Preparing for disaster

By William K. Alcorn

YOUNGSTOWN — “You should try cutting off someone’s clothing while wearing three pairs of gloves,” said Lavern Carrera, one of a contingent of area hospital and public-health emergency responders who underwent intense training at the Homeland Security Training Center for Disaster Preparedness.

The culmination of the recent three-day training was a chemical-spill exercise that required triage and decontamination of the victims, played by 200-pound mannequins with heartbeats and pulses that vary and pupils that dilate.

Cutting off the clothing is done quickly and first because getting rid of the clothing gets rid of 60 percent to 80 percent of the contamination, said Carrera, vice president of support services at Northside Medical Center.

Learning to don the decontamination suit and then work in it in the intense heat in Anniston, Ala., where the training center is located, is part of the value of the exercise, participants said.

“It is one thing to have educational material and watch film about what to do. But there is no better way to duplicate the real experience than to put on the garb and decontaminate and stabilize patients,” said Dr. John Venglarcik III, medical director of the Mahoning County District Board of Health, who also attended the training.

The Homeland Security Department’s Hospital Emergency Response Training for Mass Casualty Incidents and other training sessions are paid for by the Federal Emergency Management Agency.

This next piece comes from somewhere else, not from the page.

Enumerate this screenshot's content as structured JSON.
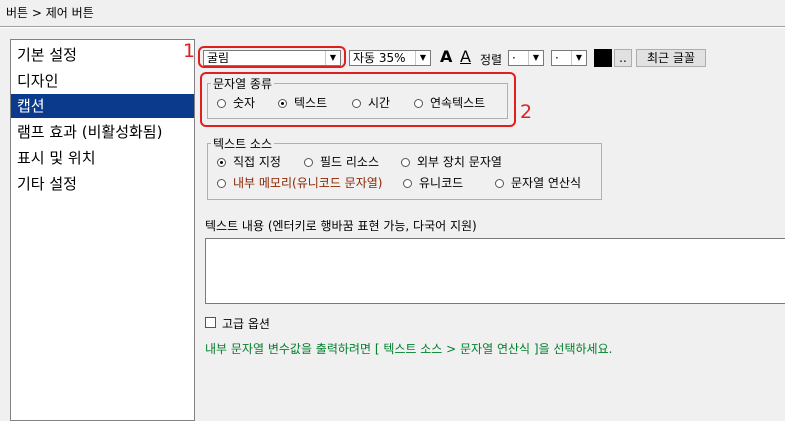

The only costs to the hospitals are the salaries of their employees participating and temporary help if replacements are needed.

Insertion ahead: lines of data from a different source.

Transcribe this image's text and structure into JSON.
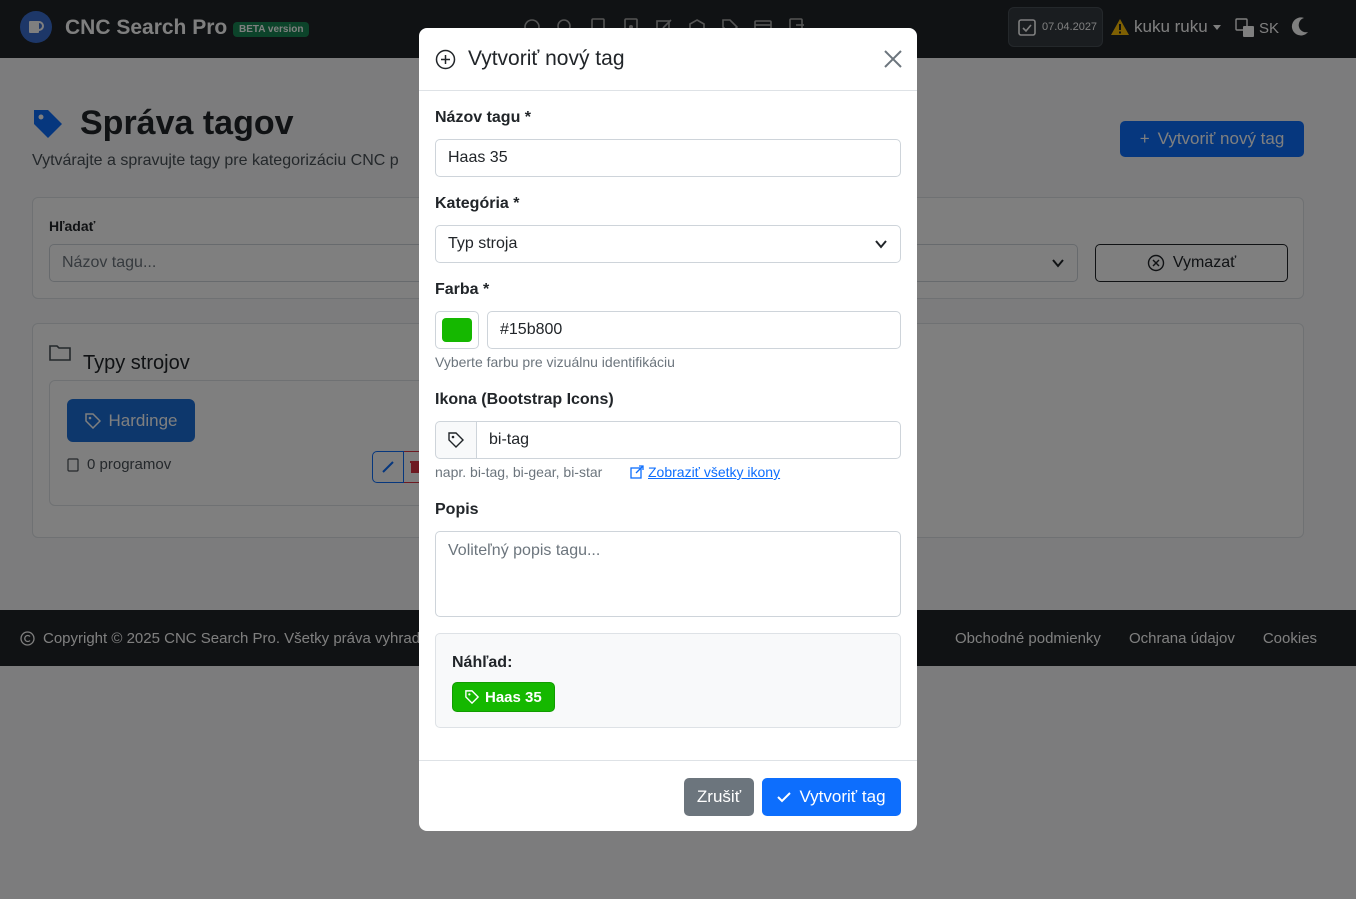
{
  "navbar": {
    "brand": "CNC Search Pro",
    "beta": "BETA version",
    "date": "07.04.2027",
    "user": "kuku ruku",
    "lang": "SK",
    "icons": [
      "dashboard-icon",
      "search-icon",
      "file-icon",
      "file-image-icon",
      "pencil-square-icon",
      "box-icon",
      "tags-icon",
      "card-icon",
      "file-export-icon"
    ]
  },
  "page": {
    "title": "Správa tagov",
    "subtitle": "Vytvárajte a spravujte tagy pre kategorizáciu CNC p",
    "create_button": "Vytvoriť nový tag",
    "search": {
      "label": "Hľadať",
      "placeholder": "Názov tagu...",
      "clear_button": "Vymazať"
    },
    "types": {
      "title": "Typy strojov",
      "tag_name": "Hardinge",
      "programs": "0 programov"
    }
  },
  "footer": {
    "copyright": "Copyright © 2025 CNC Search Pro. Všetky práva vyhrad",
    "links": [
      "Obchodné podmienky",
      "Ochrana údajov",
      "Cookies"
    ]
  },
  "modal": {
    "title": "Vytvoriť nový tag",
    "name_label": "Názov tagu *",
    "name_value": "Haas 35",
    "category_label": "Kategória *",
    "category_value": "Typ stroja",
    "color_label": "Farba *",
    "color_value": "#15b800",
    "color_help": "Vyberte farbu pre vizuálnu identifikáciu",
    "icon_label": "Ikona (Bootstrap Icons)",
    "icon_value": "bi-tag",
    "icon_help": "napr. bi-tag, bi-gear, bi-star",
    "icon_link": "Zobraziť všetky ikony",
    "desc_label": "Popis",
    "desc_placeholder": "Voliteľný popis tagu...",
    "preview_label": "Náhľad:",
    "preview_badge": "Haas 35",
    "cancel_button": "Zrušiť",
    "submit_button": "Vytvoriť tag"
  },
  "colors": {
    "primary": "#0d6efd",
    "tag_green": "#15b800",
    "dark": "#212529"
  }
}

“I think every penny spent on the facility and the training is worthwhile. I feel safer having been down there. The fact that we haven’t had another terrorist attack is perhaps not an accident. These people are on top if it. This is government doing what it is supposed to,” Dr. Venglarcik said.

Plus, he said, the training was “educationally as well-done as anything I’ve ever come into contact with, and I’ve taught all over the world. They tell you what they are going to teach you, using slides and printed material, and give you time to ask questions. Then they have you do it [the exercise] in real time, providing immediate hands-on reinforcement of the information. That is the best way to learn.”

Some of the local trainees, such as Patricia Melnykovich, director of employee health and wellness and safety officer for Humility of Mary Health Partners, are supervisors and likely would be in command centers in a disaster.

“Because we went through the training, we have a much better understanding of what the nurses and doctors and others go through. It gives me confidence that we would know how to assist our staff in a disaster situation, from both an employee and patient perspective,” she said

“It also gives us the knowledge to pass the training along to other employees when we return to our hospitals,” said Melnykovich, who was an emergency nurse for many years.

“What I brought back was a lot of confidence because I learned we were on the right track for disaster preparedness. We knew what we had to do but never had a chance to put it into practice at that level,” said Tammy Howard, stroke coordinator and emergency department educator at Northside Medical Center.

“The trainers threw things at us to try and rattle us, and it was good to know we were up to dealing with them in the emergency- treatment area. My first patient was a mannequin with a tree limb sticking out of its chest. Then somebody set off a simulated bomb in the emergency-treatment area. They really stretched us,” she said.

Trainees also had to deal with the media, distraught patients and family members, played by human actors, all while trying to triage, decontaminate and provide medical care for the mannequin patients, they said.

The other major benefit of the training is a better working relationship between health-care competitors Forum Health and Humility of Mary Health Partners.

There is a memorandum of understanding that the two institutions would work together for the good of the community in case of an emergency, said Melnykovich.

“It was really good because we all got down in the dirt together. We built a higher level of trust between the two institutions [Forum Health and HMHP]. It taught us how to better communicate with each other and the public,” said Nancy Guiler, clinical nurse manager of the Northside emergency room.

“We are competitors, but when the community needs us, we are side by side,” Carrera said.